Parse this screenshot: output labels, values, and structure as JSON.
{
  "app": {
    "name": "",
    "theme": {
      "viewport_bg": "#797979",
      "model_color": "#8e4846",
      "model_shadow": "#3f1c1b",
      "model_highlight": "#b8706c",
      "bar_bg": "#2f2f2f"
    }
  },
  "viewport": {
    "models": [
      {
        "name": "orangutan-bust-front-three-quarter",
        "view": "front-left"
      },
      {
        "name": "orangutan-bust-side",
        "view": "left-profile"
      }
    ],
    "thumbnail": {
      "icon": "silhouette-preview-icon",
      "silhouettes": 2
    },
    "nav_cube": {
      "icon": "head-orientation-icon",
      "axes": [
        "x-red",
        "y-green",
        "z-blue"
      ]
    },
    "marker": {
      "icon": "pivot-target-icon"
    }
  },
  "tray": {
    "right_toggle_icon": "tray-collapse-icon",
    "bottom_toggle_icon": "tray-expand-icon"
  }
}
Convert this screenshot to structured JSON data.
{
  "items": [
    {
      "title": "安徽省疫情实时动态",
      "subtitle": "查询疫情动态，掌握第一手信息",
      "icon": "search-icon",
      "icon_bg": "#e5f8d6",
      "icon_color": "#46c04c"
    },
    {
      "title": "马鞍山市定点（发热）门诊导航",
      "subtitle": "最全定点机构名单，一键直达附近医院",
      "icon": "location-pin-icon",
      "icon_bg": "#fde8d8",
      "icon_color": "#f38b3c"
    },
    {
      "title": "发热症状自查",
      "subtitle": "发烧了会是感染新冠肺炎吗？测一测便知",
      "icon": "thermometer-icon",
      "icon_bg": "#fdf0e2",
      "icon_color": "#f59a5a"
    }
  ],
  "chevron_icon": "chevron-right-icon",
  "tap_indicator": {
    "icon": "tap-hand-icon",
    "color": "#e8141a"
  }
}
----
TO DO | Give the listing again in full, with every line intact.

RESULT OF THE EXERCISE |
Parse this screenshot: output labels, values, and structure as JSON.
{
  "app": {
    "name": "",
    "theme": {
      "viewport_bg": "#797979",
      "model_color": "#8e4846",
      "model_shadow": "#3f1c1b",
      "model_highlight": "#b8706c",
      "bar_bg": "#2f2f2f"
    }
  },
  "viewport": {
    "models": [
      {
        "name": "orangutan-bust-front-three-quarter",
        "view": "front-left"
      },
      {
        "name": "orangutan-bust-side",
        "view": "left-profile"
      }
    ],
    "thumbnail": {
      "icon": "silhouette-preview-icon",
      "silhouettes": 2
    },
    "nav_cube": {
      "icon": "head-orientation-icon",
      "axes": [
        "x-red",
        "y-green",
        "z-blue"
      ]
    },
    "marker": {
      "icon": "pivot-target-icon"
    }
  },
  "tray": {
    "right_toggle_icon": "tray-collapse-icon",
    "bottom_toggle_icon": "tray-expand-icon"
  }
}
Convert this screenshot to structured JSON data.
{
  "items": [
    {
      "title": "安徽省疫情实时动态",
      "subtitle": "查询疫情动态，掌握第一手信息",
      "icon": "search-icon",
      "icon_bg": "#e5f8d6",
      "icon_color": "#46c04c"
    },
    {
      "title": "马鞍山市定点（发热）门诊导航",
      "subtitle": "最全定点机构名单，一键直达附近医院",
      "icon": "location-pin-icon",
      "icon_bg": "#fde8d8",
      "icon_color": "#f38b3c"
    },
    {
      "title": "发热症状自查",
      "subtitle": "发烧了会是感染新冠肺炎吗？测一测便知",
      "icon": "thermometer-icon",
      "icon_bg": "#fdf0e2",
      "icon_color": "#f59a5a"
    }
  ],
  "chevron_icon": "chevron-right-icon",
  "tap_indicator": {
    "icon": "tap-hand-icon",
    "color": "#e8141a"
  }
}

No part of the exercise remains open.